- TASK DIRECTIONS -
Look through the records below, and copy out every line that holds the string "PROGRAM".
━━━ SUPPLIED DATA ━━━
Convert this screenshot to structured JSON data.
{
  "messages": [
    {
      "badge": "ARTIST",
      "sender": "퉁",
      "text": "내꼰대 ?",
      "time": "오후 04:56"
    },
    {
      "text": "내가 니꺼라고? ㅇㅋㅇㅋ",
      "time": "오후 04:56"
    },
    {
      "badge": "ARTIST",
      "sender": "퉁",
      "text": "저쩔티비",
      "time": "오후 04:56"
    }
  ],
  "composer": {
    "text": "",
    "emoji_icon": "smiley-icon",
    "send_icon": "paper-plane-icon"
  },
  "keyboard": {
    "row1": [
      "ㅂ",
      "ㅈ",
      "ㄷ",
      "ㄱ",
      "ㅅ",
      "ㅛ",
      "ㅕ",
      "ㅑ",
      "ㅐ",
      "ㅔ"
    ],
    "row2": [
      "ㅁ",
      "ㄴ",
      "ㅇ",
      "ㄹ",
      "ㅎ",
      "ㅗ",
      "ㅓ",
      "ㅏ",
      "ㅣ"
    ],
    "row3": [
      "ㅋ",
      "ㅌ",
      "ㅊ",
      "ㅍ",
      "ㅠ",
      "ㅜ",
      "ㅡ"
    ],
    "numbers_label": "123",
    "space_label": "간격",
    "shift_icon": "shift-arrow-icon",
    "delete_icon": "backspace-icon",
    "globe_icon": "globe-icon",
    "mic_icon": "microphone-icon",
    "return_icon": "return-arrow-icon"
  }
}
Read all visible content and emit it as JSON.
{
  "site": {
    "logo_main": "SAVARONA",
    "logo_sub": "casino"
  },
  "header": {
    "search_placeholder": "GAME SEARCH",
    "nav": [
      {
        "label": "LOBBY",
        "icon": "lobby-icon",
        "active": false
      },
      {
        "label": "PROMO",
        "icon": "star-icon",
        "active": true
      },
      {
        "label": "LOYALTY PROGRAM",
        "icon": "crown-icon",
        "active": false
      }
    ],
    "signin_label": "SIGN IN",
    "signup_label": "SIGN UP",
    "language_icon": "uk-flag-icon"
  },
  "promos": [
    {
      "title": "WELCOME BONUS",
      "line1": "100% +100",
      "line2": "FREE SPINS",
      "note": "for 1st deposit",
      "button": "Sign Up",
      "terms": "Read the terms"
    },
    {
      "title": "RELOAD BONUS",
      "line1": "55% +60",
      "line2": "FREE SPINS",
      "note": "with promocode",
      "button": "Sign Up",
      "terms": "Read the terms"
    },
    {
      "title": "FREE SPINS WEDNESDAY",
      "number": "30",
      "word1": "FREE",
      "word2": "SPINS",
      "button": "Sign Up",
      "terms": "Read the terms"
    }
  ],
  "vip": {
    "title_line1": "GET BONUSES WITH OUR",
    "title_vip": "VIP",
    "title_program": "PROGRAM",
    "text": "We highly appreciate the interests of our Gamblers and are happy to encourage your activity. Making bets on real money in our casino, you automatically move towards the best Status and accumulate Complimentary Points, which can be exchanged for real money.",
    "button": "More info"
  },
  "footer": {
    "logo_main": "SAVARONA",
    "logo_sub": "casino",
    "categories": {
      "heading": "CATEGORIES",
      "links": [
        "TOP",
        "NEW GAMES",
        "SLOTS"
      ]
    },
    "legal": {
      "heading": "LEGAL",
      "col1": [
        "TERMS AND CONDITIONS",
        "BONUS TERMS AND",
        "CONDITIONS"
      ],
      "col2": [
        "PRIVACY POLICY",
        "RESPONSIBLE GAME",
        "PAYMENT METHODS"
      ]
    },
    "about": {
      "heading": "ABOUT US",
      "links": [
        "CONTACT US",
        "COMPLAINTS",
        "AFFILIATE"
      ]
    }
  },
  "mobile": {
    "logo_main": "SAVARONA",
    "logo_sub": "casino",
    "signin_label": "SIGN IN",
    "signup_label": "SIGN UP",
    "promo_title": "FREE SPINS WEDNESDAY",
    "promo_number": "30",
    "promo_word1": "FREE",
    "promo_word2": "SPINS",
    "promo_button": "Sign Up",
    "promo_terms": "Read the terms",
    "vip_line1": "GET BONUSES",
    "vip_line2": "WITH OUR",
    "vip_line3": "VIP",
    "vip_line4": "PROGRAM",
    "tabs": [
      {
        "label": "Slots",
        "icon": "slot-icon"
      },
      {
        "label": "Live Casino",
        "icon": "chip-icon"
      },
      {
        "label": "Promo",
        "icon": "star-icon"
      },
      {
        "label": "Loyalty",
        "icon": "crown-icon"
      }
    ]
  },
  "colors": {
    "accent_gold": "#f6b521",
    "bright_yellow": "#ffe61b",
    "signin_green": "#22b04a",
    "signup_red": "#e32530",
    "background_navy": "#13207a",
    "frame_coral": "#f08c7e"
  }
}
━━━
- RESPONSE BELOW -
        "label": "LOYALTY PROGRAM",
    "title_program": "PROGRAM",
    "vip_line4": "PROGRAM",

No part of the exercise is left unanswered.